Scan the entries below for the word "période" and copy every line where it turns up.

*** Data provided

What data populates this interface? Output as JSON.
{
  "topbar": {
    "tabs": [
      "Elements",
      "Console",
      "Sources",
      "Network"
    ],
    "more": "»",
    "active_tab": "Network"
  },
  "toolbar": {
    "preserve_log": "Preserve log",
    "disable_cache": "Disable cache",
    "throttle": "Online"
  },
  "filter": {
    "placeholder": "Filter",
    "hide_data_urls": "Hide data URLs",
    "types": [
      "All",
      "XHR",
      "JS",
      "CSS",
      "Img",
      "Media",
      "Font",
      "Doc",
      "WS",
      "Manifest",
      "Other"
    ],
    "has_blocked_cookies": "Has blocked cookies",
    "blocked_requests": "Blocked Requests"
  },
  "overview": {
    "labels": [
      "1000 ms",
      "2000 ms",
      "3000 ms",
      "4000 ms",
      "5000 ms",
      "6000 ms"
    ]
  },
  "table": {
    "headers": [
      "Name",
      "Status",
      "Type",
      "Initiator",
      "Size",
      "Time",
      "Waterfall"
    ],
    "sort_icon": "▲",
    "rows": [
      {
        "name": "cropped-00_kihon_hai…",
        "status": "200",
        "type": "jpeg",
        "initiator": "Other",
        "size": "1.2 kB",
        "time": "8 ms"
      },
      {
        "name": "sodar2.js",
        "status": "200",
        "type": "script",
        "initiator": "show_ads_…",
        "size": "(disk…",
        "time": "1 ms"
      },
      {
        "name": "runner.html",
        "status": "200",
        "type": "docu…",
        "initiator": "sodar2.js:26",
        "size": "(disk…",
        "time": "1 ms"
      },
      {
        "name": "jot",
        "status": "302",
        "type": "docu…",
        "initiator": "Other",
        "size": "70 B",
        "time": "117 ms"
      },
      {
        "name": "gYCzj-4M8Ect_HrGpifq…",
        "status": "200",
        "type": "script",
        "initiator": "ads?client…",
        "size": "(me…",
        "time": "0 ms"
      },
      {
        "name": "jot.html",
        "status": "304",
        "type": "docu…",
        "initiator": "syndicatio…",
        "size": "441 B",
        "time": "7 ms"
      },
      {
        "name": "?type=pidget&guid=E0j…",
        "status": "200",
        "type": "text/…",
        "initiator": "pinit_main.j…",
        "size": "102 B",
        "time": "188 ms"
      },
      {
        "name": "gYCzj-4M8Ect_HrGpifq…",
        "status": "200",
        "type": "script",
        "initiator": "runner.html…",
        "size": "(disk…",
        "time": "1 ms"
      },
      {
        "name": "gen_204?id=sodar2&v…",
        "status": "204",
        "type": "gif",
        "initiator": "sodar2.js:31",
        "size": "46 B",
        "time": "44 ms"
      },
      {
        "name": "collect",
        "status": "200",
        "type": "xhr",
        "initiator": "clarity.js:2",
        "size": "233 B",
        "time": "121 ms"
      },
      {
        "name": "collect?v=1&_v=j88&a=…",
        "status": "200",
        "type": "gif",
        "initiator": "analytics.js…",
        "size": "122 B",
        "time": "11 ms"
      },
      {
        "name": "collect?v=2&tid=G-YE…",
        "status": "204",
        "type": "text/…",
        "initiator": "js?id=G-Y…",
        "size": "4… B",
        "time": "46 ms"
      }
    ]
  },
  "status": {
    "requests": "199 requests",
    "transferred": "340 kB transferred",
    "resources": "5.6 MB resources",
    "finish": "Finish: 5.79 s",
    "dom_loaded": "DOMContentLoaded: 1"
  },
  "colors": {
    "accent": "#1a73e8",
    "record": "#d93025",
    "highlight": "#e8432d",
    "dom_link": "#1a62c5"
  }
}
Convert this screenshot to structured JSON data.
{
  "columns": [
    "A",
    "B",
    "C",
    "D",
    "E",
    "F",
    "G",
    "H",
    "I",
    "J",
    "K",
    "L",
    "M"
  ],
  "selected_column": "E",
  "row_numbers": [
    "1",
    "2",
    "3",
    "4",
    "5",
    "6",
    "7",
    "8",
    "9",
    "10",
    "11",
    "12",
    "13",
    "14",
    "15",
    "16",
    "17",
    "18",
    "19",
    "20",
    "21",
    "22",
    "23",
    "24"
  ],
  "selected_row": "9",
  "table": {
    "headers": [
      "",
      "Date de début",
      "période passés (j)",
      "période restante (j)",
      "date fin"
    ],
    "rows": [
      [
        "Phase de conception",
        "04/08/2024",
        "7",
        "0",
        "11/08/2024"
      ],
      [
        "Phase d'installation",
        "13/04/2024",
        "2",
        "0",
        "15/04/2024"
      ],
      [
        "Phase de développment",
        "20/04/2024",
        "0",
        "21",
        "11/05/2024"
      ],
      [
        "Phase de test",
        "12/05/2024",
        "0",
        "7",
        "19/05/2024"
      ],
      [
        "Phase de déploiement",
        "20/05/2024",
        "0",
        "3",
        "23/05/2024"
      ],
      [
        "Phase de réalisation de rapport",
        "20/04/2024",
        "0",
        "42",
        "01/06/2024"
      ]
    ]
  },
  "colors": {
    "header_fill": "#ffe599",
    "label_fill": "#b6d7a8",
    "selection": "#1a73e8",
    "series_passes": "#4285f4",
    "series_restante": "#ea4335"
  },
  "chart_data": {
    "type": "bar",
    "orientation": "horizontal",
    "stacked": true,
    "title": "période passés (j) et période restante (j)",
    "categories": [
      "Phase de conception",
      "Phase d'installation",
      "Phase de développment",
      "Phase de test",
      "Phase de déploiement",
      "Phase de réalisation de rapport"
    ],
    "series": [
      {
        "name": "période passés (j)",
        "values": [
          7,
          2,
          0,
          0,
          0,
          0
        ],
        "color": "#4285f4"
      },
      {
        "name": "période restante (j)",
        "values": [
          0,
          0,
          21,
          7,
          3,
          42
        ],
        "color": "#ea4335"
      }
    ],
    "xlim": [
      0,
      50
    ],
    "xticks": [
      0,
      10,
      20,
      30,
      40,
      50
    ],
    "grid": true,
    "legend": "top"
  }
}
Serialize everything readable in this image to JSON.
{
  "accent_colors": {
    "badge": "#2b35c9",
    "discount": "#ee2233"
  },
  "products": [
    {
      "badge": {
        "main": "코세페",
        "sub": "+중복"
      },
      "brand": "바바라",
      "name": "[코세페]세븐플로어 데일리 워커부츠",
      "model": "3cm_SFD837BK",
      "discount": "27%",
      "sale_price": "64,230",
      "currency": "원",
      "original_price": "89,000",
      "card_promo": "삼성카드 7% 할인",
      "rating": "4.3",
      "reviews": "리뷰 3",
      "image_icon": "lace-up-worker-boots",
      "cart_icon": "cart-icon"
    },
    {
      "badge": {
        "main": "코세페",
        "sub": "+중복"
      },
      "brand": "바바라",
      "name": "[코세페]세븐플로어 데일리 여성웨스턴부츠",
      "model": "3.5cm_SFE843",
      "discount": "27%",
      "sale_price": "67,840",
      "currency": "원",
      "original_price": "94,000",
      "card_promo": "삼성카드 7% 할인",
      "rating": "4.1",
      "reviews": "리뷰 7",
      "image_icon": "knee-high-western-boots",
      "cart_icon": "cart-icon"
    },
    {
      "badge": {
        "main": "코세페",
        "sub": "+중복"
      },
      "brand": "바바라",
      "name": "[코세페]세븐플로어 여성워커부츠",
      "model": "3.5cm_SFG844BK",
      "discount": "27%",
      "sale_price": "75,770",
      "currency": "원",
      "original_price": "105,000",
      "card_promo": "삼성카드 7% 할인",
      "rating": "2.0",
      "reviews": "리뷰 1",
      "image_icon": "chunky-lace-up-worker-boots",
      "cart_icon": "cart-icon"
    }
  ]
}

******

Written solution:
      "période passés (j)",
      "période restante (j)",
    "title": "période passés (j) et période restante (j)",
        "name": "période passés (j)",
        "name": "période restante (j)",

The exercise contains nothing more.